“But,” he continues: “We were able to demonstrate they may not be eliciting that support, and could provide insight to non-profits about when and why token support can help them achieve their missions.”

With a family of entrepreneurs and educators, the combination of business and academia was a concept Kristofferson was exposed to throughout his childhood in Gimli, Manitoba


But it took a University of Manitoba (U of M) marketing class with Darren Dahl - now Senior Associate Dean at UBC Sauder and ranked as the second leading marketing researcher in the world by the American

Marketing Association - to spark his interest in consumer behaviour.

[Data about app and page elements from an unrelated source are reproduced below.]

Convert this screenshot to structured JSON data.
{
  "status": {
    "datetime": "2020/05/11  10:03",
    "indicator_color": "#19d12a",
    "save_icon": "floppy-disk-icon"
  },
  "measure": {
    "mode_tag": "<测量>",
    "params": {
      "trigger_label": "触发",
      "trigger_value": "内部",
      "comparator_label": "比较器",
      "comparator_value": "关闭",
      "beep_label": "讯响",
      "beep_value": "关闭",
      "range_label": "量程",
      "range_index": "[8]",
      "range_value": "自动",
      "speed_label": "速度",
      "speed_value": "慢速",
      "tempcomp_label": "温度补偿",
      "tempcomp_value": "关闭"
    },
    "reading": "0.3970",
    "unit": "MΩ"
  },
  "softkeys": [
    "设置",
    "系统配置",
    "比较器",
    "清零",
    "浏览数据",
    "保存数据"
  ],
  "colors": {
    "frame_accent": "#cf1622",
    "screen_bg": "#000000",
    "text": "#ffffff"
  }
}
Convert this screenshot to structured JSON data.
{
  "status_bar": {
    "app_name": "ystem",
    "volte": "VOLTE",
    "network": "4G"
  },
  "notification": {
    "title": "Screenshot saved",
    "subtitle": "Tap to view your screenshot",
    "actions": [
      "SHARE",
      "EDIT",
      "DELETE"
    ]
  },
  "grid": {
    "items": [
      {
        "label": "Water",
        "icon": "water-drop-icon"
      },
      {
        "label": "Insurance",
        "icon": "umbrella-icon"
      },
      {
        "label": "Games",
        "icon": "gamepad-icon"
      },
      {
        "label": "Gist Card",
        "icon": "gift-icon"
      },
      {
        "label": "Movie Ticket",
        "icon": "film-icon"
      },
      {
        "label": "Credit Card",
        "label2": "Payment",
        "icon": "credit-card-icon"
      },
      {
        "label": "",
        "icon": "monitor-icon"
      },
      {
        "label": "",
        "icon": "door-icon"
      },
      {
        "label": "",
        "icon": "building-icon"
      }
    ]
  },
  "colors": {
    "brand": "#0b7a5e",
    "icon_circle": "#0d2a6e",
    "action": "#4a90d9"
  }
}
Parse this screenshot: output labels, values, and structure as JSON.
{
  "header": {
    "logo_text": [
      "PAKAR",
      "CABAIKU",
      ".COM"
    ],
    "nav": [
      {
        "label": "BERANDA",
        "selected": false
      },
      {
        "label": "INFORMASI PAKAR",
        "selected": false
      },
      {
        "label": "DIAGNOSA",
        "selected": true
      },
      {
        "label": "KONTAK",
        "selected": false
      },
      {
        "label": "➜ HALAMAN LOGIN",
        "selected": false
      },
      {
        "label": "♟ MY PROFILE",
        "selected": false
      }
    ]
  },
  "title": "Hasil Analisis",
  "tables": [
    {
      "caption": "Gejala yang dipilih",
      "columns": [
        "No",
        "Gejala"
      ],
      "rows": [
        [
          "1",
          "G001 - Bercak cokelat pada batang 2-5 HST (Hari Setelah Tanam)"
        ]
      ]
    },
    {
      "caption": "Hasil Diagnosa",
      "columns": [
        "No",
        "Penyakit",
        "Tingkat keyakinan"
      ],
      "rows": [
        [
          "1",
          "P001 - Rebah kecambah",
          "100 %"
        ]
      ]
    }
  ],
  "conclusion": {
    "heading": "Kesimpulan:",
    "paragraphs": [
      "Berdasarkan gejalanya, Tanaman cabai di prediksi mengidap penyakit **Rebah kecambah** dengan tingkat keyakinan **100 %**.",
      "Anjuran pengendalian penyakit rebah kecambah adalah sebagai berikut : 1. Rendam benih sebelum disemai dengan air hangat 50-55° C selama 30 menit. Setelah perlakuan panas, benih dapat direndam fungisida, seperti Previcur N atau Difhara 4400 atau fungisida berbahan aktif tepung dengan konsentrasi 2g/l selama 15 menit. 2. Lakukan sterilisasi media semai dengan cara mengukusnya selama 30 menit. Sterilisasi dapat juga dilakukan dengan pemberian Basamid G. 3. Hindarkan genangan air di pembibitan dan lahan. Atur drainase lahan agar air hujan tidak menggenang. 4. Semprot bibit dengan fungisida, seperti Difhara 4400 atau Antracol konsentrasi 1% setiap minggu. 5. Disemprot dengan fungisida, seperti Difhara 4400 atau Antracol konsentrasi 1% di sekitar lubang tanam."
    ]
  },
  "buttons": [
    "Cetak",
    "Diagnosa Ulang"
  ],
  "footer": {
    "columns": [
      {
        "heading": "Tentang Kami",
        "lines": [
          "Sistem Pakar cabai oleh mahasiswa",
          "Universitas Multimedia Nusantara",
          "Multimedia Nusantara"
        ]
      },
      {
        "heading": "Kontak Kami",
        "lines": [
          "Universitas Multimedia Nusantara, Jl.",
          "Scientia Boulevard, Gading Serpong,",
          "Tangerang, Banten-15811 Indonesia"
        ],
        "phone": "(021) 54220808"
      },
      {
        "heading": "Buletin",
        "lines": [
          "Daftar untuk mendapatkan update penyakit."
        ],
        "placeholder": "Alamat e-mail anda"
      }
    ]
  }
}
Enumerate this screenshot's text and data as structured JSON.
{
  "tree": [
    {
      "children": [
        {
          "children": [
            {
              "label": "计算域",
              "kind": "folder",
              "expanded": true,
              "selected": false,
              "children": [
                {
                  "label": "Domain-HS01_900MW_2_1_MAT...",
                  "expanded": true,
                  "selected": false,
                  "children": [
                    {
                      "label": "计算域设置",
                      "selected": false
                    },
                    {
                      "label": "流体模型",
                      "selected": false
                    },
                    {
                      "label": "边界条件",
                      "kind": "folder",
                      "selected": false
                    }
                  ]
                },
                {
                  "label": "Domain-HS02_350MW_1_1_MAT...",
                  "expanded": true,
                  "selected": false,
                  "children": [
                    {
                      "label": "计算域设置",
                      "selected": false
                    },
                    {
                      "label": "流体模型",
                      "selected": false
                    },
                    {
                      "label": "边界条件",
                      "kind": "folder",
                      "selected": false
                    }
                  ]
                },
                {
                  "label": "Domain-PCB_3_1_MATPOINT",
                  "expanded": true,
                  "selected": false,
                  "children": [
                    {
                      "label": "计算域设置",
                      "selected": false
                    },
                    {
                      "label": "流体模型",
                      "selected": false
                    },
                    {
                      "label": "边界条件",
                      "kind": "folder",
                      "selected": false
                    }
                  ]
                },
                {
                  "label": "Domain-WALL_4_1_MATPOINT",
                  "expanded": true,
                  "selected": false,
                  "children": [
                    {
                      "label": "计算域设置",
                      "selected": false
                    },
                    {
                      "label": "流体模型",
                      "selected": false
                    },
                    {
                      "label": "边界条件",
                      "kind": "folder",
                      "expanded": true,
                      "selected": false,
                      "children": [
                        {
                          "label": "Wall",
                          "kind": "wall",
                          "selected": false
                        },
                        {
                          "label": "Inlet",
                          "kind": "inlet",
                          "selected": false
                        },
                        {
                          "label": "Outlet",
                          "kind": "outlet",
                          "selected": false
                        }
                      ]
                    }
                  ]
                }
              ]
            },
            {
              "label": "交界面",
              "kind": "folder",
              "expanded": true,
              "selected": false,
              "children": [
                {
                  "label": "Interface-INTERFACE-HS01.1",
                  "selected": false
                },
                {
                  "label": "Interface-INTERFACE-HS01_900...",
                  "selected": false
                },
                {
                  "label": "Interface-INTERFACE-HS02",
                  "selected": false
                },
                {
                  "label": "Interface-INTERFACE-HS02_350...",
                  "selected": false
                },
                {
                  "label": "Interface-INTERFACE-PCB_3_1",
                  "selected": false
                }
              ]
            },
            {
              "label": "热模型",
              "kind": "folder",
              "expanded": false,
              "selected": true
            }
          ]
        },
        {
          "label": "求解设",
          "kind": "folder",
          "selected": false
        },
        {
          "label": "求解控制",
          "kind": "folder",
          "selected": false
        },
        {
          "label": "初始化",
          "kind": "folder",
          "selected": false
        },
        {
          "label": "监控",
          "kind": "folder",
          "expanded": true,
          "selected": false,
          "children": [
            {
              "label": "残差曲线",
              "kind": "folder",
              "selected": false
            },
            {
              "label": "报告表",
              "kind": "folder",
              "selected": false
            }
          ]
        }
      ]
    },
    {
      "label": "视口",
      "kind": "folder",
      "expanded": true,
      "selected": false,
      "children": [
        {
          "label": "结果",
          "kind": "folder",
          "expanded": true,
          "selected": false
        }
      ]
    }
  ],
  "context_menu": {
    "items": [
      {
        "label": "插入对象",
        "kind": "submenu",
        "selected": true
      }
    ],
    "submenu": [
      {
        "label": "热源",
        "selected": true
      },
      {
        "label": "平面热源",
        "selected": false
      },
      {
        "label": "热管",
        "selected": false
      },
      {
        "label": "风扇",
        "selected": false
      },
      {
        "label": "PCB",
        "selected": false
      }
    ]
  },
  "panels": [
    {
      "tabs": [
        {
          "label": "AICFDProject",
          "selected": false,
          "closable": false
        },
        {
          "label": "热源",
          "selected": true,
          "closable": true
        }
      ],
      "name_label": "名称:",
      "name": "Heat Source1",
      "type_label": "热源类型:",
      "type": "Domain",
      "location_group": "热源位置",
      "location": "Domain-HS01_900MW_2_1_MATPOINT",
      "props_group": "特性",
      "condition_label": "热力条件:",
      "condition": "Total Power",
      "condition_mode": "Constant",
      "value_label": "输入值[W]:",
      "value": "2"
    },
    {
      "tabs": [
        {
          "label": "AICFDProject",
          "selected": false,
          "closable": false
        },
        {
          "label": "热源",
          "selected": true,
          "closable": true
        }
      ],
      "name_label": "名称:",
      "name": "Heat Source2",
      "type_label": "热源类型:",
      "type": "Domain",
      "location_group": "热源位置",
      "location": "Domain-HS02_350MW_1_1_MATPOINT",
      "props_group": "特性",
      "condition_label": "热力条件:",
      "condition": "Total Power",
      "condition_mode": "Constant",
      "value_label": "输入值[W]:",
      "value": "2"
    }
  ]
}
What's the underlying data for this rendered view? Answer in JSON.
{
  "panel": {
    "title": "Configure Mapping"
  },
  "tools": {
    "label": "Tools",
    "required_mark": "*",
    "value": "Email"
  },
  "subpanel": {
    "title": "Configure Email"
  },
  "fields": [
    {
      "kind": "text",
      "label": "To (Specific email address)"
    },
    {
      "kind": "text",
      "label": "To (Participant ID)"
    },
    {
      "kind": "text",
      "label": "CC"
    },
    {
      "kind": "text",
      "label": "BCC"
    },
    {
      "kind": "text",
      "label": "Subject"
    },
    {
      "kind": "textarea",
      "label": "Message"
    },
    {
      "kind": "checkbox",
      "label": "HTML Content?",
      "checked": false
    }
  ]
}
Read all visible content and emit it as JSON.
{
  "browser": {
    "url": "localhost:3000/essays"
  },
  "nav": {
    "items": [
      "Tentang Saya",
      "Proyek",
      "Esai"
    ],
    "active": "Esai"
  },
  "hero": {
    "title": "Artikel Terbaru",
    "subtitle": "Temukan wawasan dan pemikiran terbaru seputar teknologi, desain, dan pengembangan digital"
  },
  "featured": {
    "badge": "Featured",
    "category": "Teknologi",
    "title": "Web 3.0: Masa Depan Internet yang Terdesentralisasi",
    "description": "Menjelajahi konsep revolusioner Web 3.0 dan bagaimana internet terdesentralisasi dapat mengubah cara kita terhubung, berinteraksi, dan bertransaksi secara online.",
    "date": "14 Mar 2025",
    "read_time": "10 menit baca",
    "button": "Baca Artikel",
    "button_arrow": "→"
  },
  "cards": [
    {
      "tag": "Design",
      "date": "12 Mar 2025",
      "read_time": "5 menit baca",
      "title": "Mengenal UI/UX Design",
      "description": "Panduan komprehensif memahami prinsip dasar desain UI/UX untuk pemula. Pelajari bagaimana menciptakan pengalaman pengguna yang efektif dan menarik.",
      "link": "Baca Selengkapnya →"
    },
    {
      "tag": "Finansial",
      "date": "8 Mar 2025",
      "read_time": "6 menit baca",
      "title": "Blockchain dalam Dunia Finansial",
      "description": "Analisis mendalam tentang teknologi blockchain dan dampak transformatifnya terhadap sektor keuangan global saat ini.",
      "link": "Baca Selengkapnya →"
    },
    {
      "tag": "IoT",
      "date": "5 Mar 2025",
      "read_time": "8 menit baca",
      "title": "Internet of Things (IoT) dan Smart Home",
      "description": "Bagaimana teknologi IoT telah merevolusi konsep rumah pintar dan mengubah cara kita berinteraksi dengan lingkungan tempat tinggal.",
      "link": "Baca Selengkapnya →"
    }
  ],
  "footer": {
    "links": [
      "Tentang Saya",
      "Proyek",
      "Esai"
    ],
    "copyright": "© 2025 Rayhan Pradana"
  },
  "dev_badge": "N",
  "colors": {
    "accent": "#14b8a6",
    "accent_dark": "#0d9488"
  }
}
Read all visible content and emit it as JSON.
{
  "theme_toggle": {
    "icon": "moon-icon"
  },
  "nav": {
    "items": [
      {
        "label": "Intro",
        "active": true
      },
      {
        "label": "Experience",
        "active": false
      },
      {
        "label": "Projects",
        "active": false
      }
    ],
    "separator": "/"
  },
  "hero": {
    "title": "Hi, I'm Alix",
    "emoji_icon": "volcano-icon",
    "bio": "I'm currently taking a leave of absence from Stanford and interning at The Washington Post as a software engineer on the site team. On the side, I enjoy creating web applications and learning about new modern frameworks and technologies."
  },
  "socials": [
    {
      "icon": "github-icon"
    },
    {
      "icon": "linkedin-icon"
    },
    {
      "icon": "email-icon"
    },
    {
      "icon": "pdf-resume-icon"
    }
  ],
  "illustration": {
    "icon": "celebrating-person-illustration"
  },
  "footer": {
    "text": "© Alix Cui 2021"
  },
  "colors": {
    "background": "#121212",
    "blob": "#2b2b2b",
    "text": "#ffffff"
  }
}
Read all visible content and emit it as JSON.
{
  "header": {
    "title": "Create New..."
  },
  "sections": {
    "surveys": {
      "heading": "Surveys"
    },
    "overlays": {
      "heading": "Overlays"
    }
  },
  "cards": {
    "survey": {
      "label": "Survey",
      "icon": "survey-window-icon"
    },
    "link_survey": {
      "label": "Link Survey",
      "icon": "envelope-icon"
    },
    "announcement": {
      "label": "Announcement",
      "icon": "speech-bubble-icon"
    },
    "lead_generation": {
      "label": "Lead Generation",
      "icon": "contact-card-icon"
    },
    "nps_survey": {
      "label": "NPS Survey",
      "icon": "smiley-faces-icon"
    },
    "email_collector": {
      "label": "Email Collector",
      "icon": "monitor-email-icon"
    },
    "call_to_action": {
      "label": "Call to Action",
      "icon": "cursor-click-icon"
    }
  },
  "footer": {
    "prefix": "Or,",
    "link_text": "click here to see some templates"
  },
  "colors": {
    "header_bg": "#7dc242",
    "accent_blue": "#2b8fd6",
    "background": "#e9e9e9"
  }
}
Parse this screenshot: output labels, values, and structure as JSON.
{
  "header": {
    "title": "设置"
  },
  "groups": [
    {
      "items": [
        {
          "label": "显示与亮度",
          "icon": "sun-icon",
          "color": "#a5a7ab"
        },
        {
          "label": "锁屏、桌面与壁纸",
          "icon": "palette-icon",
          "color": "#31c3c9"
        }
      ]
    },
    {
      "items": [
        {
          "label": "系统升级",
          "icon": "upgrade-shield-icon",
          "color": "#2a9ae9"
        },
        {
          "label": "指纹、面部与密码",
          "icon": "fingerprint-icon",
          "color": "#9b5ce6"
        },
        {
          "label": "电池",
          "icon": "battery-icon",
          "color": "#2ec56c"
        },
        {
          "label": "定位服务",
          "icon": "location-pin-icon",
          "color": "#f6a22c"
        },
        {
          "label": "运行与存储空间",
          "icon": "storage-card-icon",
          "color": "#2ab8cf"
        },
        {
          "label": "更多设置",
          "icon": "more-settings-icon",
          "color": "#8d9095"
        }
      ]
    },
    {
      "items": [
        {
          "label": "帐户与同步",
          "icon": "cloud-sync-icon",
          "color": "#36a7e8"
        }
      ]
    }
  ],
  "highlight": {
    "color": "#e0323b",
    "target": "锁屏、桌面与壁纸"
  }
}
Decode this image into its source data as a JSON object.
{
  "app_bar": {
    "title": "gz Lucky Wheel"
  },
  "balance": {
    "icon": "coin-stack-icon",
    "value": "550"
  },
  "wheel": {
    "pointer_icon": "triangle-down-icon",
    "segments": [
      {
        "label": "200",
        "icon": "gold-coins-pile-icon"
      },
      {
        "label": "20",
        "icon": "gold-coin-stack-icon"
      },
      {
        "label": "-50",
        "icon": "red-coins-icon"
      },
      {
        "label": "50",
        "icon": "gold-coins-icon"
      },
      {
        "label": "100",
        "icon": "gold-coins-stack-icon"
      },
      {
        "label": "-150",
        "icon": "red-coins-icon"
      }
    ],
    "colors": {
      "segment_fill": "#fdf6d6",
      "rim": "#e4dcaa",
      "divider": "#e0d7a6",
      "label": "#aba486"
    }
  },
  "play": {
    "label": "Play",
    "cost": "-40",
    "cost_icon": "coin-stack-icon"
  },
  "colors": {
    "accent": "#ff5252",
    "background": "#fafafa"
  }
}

“Darren shared his curiosity with me, along with the process that he undertook in his work: Everything from the “less exciting” tasks of data entry to the really cool aspects of experimental design and execution,” recalls Kristofferson. He finished his undergraduate degree in business from the U of M, but it would take eight years in the corporate business world before he would email Prof. Dahl at UBC Sauder and pursue his “love of research”.

Working with world class researchers

Darren Dahl

It’s true that the research Kristofferson wanted to pursue “aligned perfectly” with the work of Katherine White and Darren Dahl in UBC Sauder’s Marketing and Behavioural Science Division, which made them optimal PhD advisors. But it was their encouragement to pursue his own ideas that stood out for Kristofferson.

“The highlight of learning from Darren and Kate, specifically, was that they each have their own style and interests, but both encouraged me to explore the questions that were important to me,” he explains. “We were and are a great team.”

In fact, the PhD program at UBC Sauder is designed to foster tightknit relationships between faculty and students, explains Darren Dahl, professor of marketing and behavioural science at UBC Sauder.

“We have a very collegiate program,” he says. “And we have a hope and an expectation that students will work very closely with faculty and with each other with respect to their ideas and their research.”

It was also during his time at UBC Sauder that Kristofferson was first introduced to the case method - a style of teaching, which differs from the traditional lecturing by using real-world case studies. In one course Kristofferson now teaches at ASU, he says he exclusively uses this method with exceptional results.

“The feedback I receive from my students has been very positive,” says Kristofferson. “Were it not for my training in the case method, I would not be as successful in the classroom.

Opening doors to the world

Kristofferson credits his experience at UBC Sauder and the connection with his advisors with not only the opportunity to obtain his role as an assistant professor at a top research university, but also the potential to develop and build a strong research program.

86% of UBC Sauder PhD grads have secured academic placements

One of Kristofferson’s current research topics is understanding the use of virtual reality technology in marketing, and the impact it has on consumers.

“I would not be where I am today without the time and attention that my advisors and the entire marketing department gave me. Doing my PhD at UBC Sauder was the absolute best decision I could have made.”